Depends.  In my game (that should have been released before Christmas, but is now early January) there is a very good story line why 3 characters start at level 1, but the 4th starts at level 9.  And it it hinges precisely on the point that the 3 haven't used weapons before, whereas the 4th has.

So I don't think it is possible to generalise.

What I think is tricky is coming up with plausible story reasons why someone is at level one without resorting to the cliche of it being a child/teenager who then goes on to save the world.
 

Gilsev

Veteran
Veteran
Joined
Jun 10, 2013
Messages
31
Reaction score
7
First Language
English
Primarily Uses
Ksjp17, that cliche could also apply to adults. If your life was an RPG, would you be proficient with magic, or swords, a bow, or any other weapons common in games? Not all levels apply directly to character potency some apply to skill with weapons or magic.
 

Omnimental

Veteran
Veteran
Joined
Apr 27, 2012
Messages
237
Reaction score
83
First Language
English
Primarily Uses
Starting your character at a point higher then level one gives the player the feeling that the character is already accomplished, in a sense.    Starting at level one more implies a clean slate.  I think the JRPG/WRPG difference more comes from the difference between playing as a separate character (Cloud Strife, FFVII) vs creating your own (the Vault Dweller, Fallout).  Having a level above one implies that you have a prior history.

Personally, I like having a character start a couple of levels higher just so I can introduce a second actor who does start at level one, usually a younger character.  Helps connect the mechanics to the fluff.

Of course, my current project doesn't actually have levels (all skills are learned through usage), so it doesn't matter much for me.  :D
 

Users Who Are Viewing This Thread (Users: 0, Guests: 1)

Latest Threads

Latest Profile Posts

Twitter is making me embarrassed to be a Persona 5 fan rn
I don't wanna be called out when I say P5R is my favorite game :kaoswt2:
And my first batch of gobbo battlers is up *yay* (images should show now as they first didnt - Just my luck lol)
I've released the game I've been working on for the past 7 years, and wrote a postmortem detailing the struggles of developing a game alone. Check it out! https://meiri.itch.io/apple-pie/devlog/160774/apple-pie-a-postmortem
Petty boss is working today.

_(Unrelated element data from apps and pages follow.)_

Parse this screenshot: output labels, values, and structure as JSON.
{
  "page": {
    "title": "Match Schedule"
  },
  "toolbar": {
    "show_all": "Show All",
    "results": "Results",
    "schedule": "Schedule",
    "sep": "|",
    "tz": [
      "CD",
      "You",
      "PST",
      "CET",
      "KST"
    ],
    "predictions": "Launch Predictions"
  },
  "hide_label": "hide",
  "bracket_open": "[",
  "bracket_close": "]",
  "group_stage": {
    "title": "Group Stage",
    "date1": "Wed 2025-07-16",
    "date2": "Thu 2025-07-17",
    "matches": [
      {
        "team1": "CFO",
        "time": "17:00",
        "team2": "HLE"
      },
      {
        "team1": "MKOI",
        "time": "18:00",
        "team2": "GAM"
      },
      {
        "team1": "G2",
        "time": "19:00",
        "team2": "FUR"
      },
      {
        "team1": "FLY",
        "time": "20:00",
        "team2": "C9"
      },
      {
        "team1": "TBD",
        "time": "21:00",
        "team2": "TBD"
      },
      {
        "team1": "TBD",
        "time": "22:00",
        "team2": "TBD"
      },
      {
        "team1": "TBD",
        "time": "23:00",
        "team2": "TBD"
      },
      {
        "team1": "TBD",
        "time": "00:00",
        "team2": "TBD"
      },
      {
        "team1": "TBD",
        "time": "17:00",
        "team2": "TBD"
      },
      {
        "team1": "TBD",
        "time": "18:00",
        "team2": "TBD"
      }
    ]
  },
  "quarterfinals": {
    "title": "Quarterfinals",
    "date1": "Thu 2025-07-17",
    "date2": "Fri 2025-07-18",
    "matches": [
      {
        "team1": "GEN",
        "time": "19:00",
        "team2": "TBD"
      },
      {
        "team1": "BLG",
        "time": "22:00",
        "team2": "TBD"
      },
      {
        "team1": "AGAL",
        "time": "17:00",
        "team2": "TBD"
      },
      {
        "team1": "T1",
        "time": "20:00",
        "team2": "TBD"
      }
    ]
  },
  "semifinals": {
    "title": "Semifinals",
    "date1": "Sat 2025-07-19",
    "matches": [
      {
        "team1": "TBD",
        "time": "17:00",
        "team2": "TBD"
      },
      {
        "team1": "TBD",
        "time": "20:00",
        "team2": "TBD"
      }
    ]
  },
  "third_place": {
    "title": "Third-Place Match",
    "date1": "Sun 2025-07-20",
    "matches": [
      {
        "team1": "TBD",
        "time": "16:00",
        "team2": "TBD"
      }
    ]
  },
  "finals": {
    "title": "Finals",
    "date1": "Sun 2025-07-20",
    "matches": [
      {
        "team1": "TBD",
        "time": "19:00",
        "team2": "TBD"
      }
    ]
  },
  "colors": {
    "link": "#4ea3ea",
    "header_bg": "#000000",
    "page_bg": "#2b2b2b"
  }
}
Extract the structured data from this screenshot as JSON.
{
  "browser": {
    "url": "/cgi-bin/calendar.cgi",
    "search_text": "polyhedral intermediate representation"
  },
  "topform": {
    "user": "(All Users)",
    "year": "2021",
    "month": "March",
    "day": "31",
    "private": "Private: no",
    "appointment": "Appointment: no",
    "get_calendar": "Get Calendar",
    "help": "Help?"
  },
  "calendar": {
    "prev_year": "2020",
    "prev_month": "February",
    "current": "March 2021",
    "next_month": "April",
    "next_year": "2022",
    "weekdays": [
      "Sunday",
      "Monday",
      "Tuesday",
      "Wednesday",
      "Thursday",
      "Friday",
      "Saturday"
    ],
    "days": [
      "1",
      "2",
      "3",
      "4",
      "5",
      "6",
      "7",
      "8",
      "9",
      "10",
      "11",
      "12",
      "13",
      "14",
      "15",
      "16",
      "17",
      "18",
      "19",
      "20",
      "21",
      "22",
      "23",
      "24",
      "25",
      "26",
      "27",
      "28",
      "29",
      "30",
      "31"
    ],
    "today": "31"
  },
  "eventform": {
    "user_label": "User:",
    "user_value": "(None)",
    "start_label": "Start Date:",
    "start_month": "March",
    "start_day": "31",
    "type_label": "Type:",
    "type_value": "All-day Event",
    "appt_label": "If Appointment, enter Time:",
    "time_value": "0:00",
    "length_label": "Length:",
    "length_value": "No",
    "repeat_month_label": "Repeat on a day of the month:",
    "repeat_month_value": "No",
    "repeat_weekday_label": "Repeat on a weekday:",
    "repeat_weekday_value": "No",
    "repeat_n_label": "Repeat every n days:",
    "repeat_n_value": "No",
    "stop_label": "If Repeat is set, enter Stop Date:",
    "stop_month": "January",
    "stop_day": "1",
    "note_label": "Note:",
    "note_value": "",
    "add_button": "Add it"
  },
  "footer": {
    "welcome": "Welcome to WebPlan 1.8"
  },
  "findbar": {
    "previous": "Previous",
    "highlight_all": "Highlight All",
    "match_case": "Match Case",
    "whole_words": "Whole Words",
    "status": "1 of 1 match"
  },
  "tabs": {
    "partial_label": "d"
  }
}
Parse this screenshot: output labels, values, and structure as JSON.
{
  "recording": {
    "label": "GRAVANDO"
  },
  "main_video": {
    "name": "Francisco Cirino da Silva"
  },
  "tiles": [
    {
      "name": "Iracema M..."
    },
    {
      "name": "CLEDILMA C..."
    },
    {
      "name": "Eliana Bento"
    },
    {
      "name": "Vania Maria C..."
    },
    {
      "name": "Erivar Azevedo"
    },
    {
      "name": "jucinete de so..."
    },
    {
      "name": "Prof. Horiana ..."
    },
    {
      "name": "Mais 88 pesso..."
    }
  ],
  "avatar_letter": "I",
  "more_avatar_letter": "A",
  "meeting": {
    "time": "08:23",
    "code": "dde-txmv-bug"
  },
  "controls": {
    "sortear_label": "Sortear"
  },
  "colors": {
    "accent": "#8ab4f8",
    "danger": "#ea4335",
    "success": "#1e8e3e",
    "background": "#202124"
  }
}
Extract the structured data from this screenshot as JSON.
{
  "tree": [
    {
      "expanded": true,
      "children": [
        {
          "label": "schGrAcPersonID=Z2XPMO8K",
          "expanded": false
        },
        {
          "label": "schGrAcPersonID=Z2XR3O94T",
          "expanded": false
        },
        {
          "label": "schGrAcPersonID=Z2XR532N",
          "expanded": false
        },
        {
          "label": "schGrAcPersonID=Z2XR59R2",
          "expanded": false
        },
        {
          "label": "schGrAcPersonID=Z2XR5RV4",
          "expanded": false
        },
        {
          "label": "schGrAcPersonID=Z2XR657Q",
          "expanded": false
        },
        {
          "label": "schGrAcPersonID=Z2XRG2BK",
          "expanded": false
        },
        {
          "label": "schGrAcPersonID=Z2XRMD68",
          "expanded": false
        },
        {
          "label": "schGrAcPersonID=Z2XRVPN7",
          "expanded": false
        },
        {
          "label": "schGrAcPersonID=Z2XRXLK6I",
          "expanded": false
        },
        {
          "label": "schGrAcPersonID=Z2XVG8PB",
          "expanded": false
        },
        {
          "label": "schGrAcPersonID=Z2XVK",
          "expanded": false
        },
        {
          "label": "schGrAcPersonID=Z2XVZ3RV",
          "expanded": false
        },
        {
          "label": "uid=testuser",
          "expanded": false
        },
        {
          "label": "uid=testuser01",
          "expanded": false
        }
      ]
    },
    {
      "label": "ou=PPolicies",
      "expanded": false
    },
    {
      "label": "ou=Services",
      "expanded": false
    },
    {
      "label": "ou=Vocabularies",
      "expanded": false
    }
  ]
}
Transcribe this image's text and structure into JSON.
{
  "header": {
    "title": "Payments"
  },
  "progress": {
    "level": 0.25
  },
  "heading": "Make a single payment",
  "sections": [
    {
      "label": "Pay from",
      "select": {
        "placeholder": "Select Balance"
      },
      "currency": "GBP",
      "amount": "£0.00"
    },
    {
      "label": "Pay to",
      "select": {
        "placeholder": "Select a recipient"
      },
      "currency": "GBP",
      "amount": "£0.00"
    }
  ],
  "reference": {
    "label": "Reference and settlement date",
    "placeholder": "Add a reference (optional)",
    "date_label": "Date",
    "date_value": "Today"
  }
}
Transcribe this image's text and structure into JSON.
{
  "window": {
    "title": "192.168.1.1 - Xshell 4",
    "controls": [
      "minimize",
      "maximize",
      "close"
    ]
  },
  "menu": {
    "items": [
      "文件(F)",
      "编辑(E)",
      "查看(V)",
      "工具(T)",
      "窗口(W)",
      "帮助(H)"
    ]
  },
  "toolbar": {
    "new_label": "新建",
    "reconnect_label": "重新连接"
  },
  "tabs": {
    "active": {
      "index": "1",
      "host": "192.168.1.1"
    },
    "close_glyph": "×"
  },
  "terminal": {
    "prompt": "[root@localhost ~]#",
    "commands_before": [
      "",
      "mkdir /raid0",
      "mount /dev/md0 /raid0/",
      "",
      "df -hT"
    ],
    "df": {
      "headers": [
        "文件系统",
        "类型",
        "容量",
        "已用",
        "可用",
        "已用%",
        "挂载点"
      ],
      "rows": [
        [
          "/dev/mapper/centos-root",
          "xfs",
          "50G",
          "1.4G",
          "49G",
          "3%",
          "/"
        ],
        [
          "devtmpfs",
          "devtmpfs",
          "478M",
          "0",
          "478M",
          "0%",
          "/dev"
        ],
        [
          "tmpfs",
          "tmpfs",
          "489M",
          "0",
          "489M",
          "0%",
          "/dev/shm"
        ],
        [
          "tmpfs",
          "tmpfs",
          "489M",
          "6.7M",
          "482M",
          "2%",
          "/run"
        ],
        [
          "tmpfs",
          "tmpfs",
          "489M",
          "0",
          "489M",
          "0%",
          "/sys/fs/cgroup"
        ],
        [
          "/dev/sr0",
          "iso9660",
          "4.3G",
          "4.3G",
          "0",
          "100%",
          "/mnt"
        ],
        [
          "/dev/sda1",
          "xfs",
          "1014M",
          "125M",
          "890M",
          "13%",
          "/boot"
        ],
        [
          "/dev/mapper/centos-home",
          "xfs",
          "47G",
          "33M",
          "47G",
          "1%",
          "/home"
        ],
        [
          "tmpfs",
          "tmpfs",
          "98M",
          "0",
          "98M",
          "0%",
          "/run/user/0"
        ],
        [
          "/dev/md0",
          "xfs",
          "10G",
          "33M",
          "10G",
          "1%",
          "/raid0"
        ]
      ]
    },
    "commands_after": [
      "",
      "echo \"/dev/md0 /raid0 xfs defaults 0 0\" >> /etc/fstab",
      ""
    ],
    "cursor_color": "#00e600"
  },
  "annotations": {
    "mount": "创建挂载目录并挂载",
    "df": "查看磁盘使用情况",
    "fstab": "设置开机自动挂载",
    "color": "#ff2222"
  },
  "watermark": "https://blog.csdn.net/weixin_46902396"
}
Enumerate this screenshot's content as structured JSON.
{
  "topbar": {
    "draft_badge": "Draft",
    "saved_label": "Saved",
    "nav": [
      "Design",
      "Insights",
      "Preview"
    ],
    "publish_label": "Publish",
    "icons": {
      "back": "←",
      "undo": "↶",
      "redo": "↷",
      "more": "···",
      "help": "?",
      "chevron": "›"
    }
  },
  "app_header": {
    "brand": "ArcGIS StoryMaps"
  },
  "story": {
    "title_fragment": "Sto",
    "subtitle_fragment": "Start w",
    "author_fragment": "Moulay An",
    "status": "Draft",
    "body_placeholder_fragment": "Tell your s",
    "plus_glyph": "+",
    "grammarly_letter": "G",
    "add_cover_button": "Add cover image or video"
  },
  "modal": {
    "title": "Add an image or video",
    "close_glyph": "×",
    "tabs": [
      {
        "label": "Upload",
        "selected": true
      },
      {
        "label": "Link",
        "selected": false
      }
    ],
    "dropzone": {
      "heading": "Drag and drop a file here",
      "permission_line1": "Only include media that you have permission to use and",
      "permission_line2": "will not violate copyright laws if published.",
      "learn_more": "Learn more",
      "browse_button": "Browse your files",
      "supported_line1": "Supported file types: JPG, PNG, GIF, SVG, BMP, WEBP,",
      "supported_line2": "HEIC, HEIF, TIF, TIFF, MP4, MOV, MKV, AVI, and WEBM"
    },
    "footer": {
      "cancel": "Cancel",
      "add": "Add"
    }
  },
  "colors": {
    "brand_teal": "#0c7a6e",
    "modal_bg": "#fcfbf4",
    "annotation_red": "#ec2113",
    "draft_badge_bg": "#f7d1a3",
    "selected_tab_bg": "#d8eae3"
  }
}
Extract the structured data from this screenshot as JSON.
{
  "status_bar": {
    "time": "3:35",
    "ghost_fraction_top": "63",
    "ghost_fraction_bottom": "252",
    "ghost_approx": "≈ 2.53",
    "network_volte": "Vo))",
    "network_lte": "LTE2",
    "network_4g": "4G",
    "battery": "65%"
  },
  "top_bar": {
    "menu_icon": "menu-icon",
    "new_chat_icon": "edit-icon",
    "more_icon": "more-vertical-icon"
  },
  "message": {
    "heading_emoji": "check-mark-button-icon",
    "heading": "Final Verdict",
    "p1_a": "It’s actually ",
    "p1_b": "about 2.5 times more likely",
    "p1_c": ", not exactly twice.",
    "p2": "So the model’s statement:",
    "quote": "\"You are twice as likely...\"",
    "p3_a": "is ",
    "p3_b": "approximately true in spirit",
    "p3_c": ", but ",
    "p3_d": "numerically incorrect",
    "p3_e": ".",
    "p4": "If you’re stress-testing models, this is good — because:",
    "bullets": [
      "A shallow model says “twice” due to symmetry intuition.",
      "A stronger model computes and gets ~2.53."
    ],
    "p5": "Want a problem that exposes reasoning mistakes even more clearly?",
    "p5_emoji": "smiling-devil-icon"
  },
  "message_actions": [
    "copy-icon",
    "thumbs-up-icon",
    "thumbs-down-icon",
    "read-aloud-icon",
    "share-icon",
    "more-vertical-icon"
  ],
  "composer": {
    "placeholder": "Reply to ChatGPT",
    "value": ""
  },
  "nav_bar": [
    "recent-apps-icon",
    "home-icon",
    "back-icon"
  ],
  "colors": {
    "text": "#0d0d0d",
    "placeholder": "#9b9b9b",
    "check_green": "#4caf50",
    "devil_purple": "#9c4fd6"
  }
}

Hope he realizes today that messing with me is gonna ruin his day like yesterday. I can operate very comfortably on the fringes of policy XD

Forum statistics

Threads
99,550
Messages
966,669
Members
131,184
Latest member
Ba_hq
Top